PHOENIX — In 2012 Letitia LaMar, of Glendale, applied for unemployment benefits after being laid off her job with a major retailer.
Several weeks later, she found a new job.
"I called DES unemployment to report that I have returned to work and the agent told me that she would process my paperwork," she said. "And that was what I presumed would happen."
But when LaMar applied for benefits through the Arizona Department of Economic Security (DES) this time around, she says she found out that didn't happen.
"I was told that I would not be receiving that unless I paid $1176," LaMar said. "I said, 'what do I do? I don't know how to fix this.'"
LaMar had received what DES calls an overpayment of benefits the state says she was not entitled to back in 2012. Something that can completely derail an unemployment claim, and she says she had no idea.

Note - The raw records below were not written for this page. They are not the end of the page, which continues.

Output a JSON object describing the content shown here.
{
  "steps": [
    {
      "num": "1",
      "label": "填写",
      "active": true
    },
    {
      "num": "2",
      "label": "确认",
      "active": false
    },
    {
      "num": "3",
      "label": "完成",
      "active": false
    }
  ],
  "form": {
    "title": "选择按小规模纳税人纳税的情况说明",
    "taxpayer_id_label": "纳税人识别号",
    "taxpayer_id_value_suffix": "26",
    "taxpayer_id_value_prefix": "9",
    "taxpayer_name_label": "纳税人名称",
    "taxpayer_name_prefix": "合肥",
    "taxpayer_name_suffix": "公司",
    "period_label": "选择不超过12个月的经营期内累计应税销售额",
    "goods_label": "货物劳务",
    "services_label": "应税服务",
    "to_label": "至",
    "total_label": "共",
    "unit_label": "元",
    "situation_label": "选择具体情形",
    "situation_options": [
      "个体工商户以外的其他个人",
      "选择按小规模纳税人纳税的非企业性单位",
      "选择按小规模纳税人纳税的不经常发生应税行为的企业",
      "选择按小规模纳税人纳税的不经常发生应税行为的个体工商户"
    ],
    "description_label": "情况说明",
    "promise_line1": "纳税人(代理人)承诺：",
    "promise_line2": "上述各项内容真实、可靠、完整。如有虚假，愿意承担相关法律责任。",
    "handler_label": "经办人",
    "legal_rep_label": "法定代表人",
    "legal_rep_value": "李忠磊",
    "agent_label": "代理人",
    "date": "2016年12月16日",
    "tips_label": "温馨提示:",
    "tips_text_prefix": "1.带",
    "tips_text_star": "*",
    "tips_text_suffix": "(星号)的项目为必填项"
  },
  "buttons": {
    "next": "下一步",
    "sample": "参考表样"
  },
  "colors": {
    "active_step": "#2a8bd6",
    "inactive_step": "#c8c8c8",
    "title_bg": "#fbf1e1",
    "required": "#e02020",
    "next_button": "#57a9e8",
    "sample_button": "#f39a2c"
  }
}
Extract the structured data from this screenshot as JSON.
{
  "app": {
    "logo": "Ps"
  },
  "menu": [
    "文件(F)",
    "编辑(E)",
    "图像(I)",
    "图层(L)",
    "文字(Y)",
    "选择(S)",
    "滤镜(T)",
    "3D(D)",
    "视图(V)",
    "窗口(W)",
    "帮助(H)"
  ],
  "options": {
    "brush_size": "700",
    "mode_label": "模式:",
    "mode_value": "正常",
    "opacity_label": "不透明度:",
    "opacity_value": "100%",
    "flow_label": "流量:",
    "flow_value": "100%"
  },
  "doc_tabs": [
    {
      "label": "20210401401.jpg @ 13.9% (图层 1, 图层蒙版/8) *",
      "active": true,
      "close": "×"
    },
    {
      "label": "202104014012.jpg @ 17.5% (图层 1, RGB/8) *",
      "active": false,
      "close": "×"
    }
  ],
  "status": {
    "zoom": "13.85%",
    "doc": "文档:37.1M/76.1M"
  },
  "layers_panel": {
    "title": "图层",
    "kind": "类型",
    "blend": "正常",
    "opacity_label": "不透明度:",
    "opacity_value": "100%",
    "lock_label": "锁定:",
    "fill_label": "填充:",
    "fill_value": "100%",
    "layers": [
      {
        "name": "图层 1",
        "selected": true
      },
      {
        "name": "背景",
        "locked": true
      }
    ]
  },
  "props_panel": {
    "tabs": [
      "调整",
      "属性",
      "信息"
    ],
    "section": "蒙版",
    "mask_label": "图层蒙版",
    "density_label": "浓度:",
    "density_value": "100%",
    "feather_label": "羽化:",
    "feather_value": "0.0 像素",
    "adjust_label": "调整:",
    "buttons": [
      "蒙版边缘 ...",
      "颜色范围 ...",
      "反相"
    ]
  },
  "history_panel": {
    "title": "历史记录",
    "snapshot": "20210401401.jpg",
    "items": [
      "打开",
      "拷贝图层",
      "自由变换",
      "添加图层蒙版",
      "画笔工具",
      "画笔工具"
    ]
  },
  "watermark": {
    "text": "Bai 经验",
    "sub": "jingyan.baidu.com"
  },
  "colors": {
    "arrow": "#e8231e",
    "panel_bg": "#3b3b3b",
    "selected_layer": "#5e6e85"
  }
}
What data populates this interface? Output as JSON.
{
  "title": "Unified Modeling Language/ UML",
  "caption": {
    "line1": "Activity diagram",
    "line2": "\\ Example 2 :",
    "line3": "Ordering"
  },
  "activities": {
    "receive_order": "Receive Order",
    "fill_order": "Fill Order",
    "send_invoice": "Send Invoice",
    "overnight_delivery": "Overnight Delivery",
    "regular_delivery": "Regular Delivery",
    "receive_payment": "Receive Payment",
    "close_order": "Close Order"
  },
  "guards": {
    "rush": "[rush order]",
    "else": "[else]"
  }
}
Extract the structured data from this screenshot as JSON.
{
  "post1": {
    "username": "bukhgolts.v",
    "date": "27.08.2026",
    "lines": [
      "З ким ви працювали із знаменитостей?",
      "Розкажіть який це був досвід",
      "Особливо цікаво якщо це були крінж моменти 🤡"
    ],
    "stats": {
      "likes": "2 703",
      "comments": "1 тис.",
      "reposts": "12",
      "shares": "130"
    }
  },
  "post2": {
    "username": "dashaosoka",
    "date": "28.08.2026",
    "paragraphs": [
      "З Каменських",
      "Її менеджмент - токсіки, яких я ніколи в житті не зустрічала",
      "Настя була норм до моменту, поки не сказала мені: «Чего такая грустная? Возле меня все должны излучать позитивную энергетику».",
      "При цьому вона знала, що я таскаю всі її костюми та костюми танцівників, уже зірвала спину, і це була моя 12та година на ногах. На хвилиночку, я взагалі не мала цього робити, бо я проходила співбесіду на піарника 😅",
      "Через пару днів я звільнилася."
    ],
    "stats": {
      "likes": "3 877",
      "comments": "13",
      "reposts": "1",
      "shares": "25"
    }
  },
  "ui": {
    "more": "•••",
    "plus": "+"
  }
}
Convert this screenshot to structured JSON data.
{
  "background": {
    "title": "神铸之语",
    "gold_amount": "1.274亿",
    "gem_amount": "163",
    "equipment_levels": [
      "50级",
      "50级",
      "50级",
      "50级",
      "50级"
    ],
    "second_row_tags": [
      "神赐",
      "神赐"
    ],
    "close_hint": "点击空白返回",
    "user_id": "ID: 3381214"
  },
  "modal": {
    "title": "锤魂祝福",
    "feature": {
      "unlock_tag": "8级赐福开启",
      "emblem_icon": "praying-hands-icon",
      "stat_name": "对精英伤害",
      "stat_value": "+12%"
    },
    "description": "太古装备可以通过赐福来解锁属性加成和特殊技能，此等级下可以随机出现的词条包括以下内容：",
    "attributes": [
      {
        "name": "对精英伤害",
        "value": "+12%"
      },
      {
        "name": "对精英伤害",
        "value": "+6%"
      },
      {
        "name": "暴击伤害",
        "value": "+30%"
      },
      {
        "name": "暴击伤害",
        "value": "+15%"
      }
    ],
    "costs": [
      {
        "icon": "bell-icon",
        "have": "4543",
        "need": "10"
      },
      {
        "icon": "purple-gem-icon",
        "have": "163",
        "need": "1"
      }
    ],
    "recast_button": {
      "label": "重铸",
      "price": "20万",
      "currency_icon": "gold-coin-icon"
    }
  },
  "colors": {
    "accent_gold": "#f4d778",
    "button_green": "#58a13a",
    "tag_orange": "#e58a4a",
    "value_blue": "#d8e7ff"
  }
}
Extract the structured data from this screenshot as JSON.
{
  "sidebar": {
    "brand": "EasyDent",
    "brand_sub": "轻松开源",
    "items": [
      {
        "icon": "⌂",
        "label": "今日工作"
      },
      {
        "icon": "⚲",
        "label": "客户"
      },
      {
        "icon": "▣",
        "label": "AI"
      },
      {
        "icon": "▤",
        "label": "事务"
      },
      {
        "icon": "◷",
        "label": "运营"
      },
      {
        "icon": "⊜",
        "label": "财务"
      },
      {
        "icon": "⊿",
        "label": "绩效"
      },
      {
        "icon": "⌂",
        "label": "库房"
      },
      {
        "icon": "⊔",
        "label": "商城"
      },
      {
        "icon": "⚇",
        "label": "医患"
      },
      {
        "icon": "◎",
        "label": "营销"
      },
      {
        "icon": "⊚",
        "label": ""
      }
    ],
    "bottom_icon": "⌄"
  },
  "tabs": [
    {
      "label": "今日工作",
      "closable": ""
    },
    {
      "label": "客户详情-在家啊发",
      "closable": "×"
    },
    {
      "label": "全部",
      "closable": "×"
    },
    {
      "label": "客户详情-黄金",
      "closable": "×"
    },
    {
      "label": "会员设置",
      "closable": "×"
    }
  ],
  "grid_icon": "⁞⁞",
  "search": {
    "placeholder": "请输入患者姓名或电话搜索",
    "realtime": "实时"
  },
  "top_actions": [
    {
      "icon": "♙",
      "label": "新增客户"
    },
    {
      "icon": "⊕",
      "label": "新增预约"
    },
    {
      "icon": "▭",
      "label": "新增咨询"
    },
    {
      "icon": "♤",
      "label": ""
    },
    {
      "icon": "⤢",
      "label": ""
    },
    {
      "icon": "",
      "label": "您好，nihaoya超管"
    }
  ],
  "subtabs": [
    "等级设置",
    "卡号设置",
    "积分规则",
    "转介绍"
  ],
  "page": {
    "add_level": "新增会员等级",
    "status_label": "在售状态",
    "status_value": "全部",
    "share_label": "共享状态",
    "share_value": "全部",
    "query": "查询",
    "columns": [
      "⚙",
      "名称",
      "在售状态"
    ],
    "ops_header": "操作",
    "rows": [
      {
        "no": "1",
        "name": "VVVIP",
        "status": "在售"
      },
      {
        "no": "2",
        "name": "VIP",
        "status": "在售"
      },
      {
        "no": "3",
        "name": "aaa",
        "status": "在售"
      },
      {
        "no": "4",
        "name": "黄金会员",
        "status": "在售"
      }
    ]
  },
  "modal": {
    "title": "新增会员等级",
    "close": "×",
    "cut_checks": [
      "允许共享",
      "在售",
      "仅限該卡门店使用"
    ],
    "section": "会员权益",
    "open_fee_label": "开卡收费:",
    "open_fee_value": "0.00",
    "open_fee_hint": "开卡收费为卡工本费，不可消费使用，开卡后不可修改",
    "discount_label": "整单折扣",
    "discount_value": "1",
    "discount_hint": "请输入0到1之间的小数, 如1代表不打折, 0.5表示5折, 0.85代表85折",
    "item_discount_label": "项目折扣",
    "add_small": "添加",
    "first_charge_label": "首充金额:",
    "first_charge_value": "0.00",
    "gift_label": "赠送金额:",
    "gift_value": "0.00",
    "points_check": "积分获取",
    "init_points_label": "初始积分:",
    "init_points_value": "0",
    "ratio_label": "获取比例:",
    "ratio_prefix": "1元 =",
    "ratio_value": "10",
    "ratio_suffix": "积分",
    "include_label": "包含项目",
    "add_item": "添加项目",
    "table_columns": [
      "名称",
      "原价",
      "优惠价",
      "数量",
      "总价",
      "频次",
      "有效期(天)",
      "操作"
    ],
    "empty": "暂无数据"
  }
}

"I never received any documentation," she said.
Elizabeth Shaw of Gilbert recently found out she was on the hook for an overpayment too. She applied for unemployment insurance after being laid off in Mid-March.
"I saw a message that said disqualified, so I didn't know what that meant. So I kept calling. I finally waited on hold for five hours one day to speak with someone, and that's when they told me you have an overpayment. You won't qualify for any benefits."
Shaw's debt is from 2017. She says she never got a notice of an overpayment either.
According to information provided by DES, "As of 04/30/20, there are 89,699 clients with an overpayment balance."
Employment attorney Nina Targovnik with Community Legal Services, a law firm that provides free and reduced-price legal representation for low-income claimants, says a lot of people have no idea that they even have a balance.
"And then all of a sudden it comes up as an active issue," she said.
She says the state classifies overpayments in three categories and depending on which one you have; claimants could be left with nothing.
The lowest level with the most lenient penalties are administrative overpayments.
"Means that it wasn't your fault. So let's say you got unemployment your former employer, appealed, you lost at the hearing level. Now you have an overpayment," she said.
She says state law allows those types of overpayments to be waived or that 25 percent be deducted from the weekly benefit until the balance is paid off.
"They (DES) haven't been waving them that much in the past couple of months but in previous years, they've waived a lot of them," she said.
The next level is a non-fraud overpayment.
"If you omitted something or maybe the DES representative heard you wrong and wrote down things that weren't accurate. You could have a non-fraud overpayment." Non-fraud cannot be waived, but Targovnik says there are no penalties associated with it, and DES deducts 50 percent of your benefit to offset the balance until it is paid off.
The final category is fraud overpayment. She calls them, "the worst and most difficult kind."
"This means that you've lied to DES or you had two jobs you didn't report your earnings to DES, and of course, they found out about it and now you have this fraud overpayment." Or just plain ignorance about how the system works.
Targovnik says in the case of a fraud overpayment, "You have to pay it all back before you're eligible for unemployment. If it's within a two-year period they can apply an administrative penalty." That means for each week you collected unemployment that you did not qualify, you can be delayed by four weeks, even after you've paid it off.
The delay increases to ten weeks if it is found that you intentionally lied or misrepresented facts.
This is the breakdown of current cases by category according to DES:
- Fraud: 36,716
- Non-Fraud: 35,015
- Administrative: 26,133
Cases with overpayments are entitled to appeal their determinations by filing an "untimely appeal."
"If you legitimately made a mistake and they classified it as fraud you can you know explain to the judge what happened and the judge can make the determination," Targovnik said.
Shaw did appeal. The administrative law judge ruled against her.
"Once it was explained to me how unemployment works I realized I did get overpaid and I'm willing to pay it back. But with interest and fees paying the debt back, the debt in full was an impossibility.
"If I had the money to, you know pay for my overpayment, then I wouldn't really need unemployment," she said.
Fortunately, the mother of four children was able to get immediate help from food banks and rental assistance through azcend.org/. And in May, the restaurant where she works opened back up with reduced hours.
"I'm just working as many hours as I can," she said.
After weeks of calling, faxing and re-faxing LaMar's case is now working its way through the process.
"I was encouraged and told keep fighting. Call DES and have my case reopened. And that's exactly what I did. I called I spoke to another agent he reopened it," she said.
Her appeal will is scheduled to be heard on June 8.
"I'm still here. I'm still smiling. I'm just praying and believing that my prayers will be answered with this approved it keep moving," she said.
More information about filing an untimely appeal here.
Contact Community Legal Services here.